Problem description
What you return must match the listing below character for character, minus any pictures.

Supplied records
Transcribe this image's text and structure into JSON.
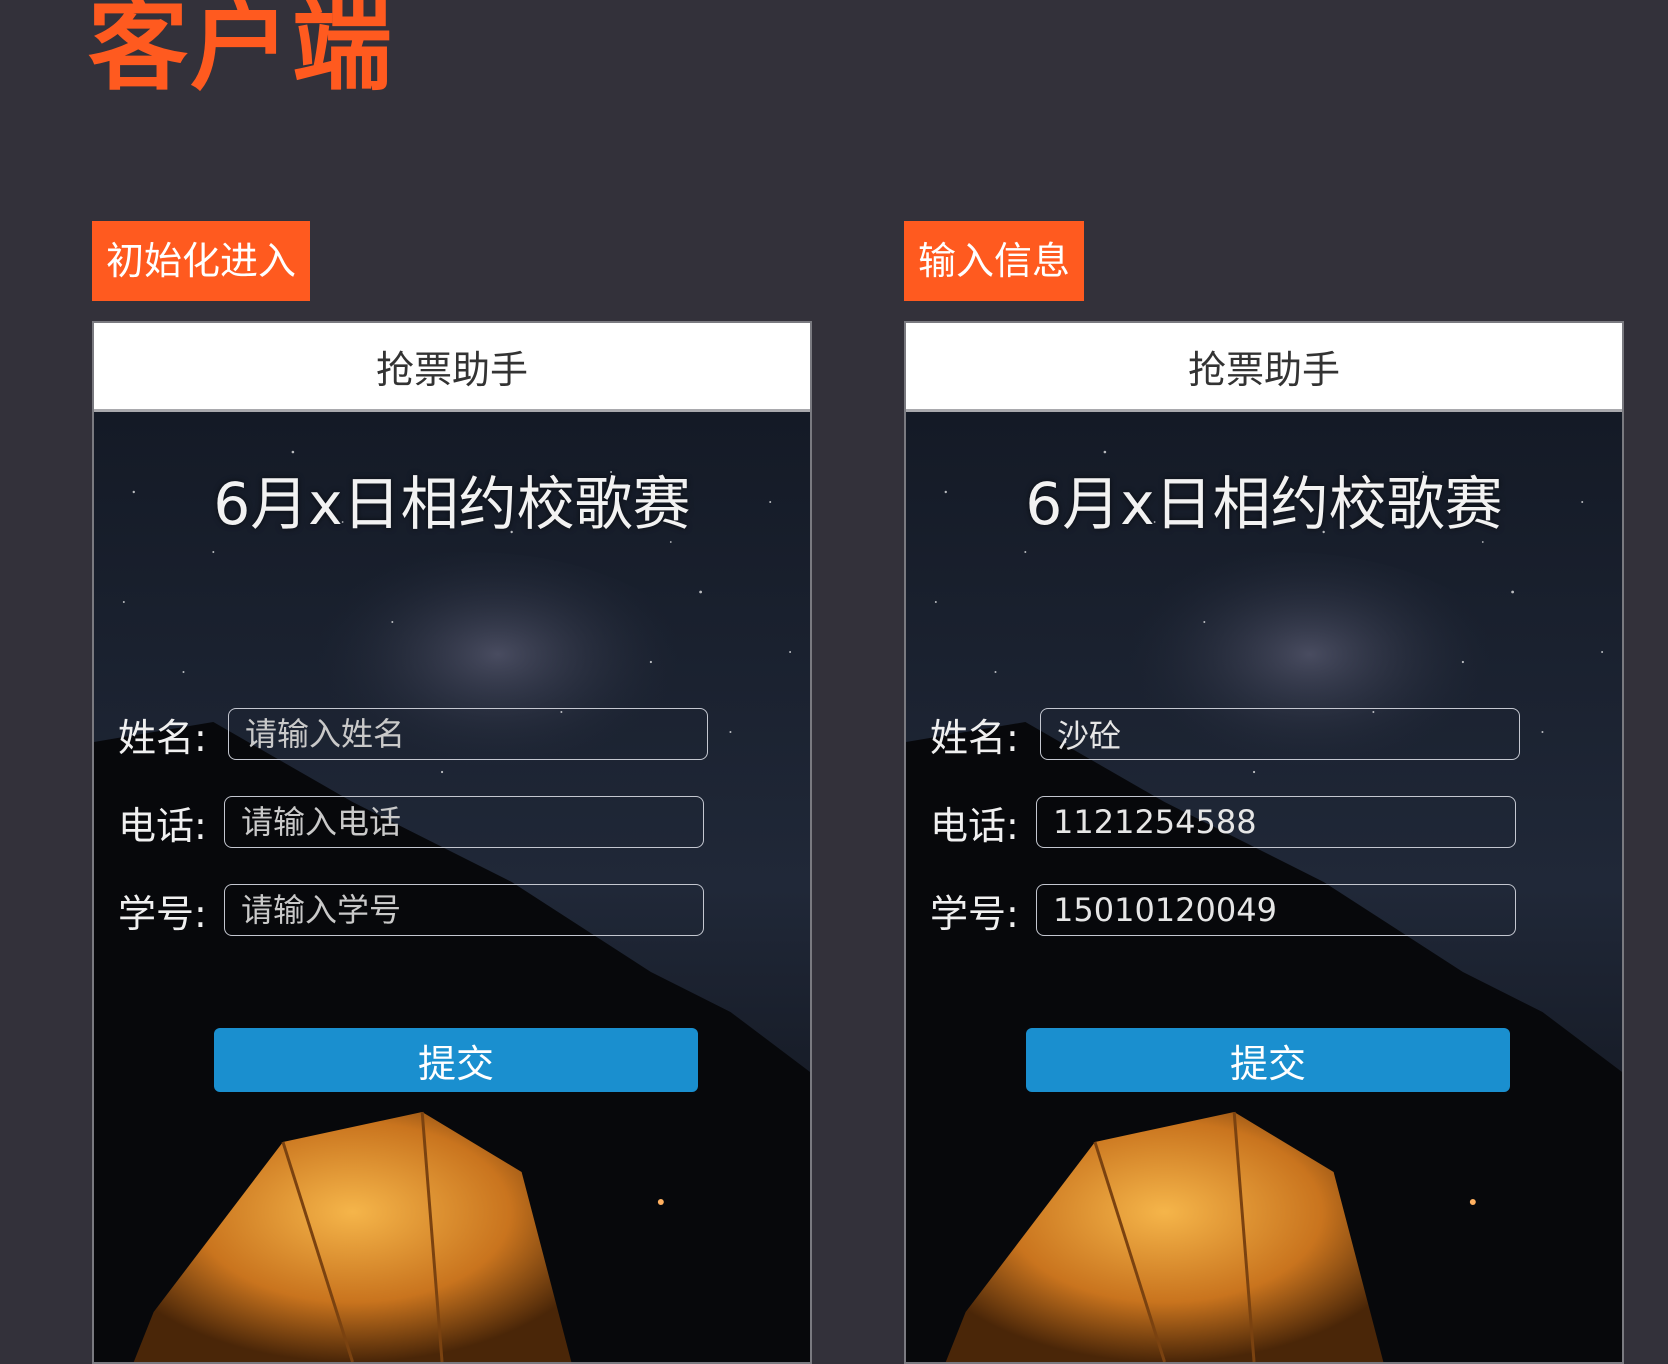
{
  "colors": {
    "page_bg": "#33313a",
    "accent": "#ff5a1f",
    "button": "#1a8fcf"
  },
  "page_heading": "客户端",
  "screens": [
    {
      "step_label": "初始化进入",
      "app_title": "抢票助手",
      "event_title": "6月x日相约校歌赛",
      "fields": [
        {
          "label": "姓名:",
          "value": "",
          "placeholder": "请输入姓名"
        },
        {
          "label": "电话:",
          "value": "",
          "placeholder": "请输入电话"
        },
        {
          "label": "学号:",
          "value": "",
          "placeholder": "请输入学号"
        }
      ],
      "submit_label": "提交"
    },
    {
      "step_label": "输入信息",
      "app_title": "抢票助手",
      "event_title": "6月x日相约校歌赛",
      "fields": [
        {
          "label": "姓名:",
          "value": "沙砼",
          "placeholder": "请输入姓名"
        },
        {
          "label": "电话:",
          "value": "1121254588",
          "placeholder": "请输入电话"
        },
        {
          "label": "学号:",
          "value": "15010120049",
          "placeholder": "请输入学号"
        }
      ],
      "submit_label": "提交"
    }
  ]
}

Task output
Transcribe this image's text and structure into JSON.
{
  "colors": {
    "page_bg": "#33313a",
    "accent": "#ff5a1f",
    "button": "#1a8fcf"
  },
  "page_heading": "客户端",
  "screens": [
    {
      "step_label": "初始化进入",
      "app_title": "抢票助手",
      "event_title": "6月x日相约校歌赛",
      "fields": [
        {
          "label": "姓名:",
          "value": "",
          "placeholder": "请输入姓名"
        },
        {
          "label": "电话:",
          "value": "",
          "placeholder": "请输入电话"
        },
        {
          "label": "学号:",
          "value": "",
          "placeholder": "请输入学号"
        }
      ],
      "submit_label": "提交"
    },
    {
      "step_label": "输入信息",
      "app_title": "抢票助手",
      "event_title": "6月x日相约校歌赛",
      "fields": [
        {
          "label": "姓名:",
          "value": "沙砼",
          "placeholder": "请输入姓名"
        },
        {
          "label": "电话:",
          "value": "1121254588",
          "placeholder": "请输入电话"
        },
        {
          "label": "学号:",
          "value": "15010120049",
          "placeholder": "请输入学号"
        }
      ],
      "submit_label": "提交"
    }
  ]
}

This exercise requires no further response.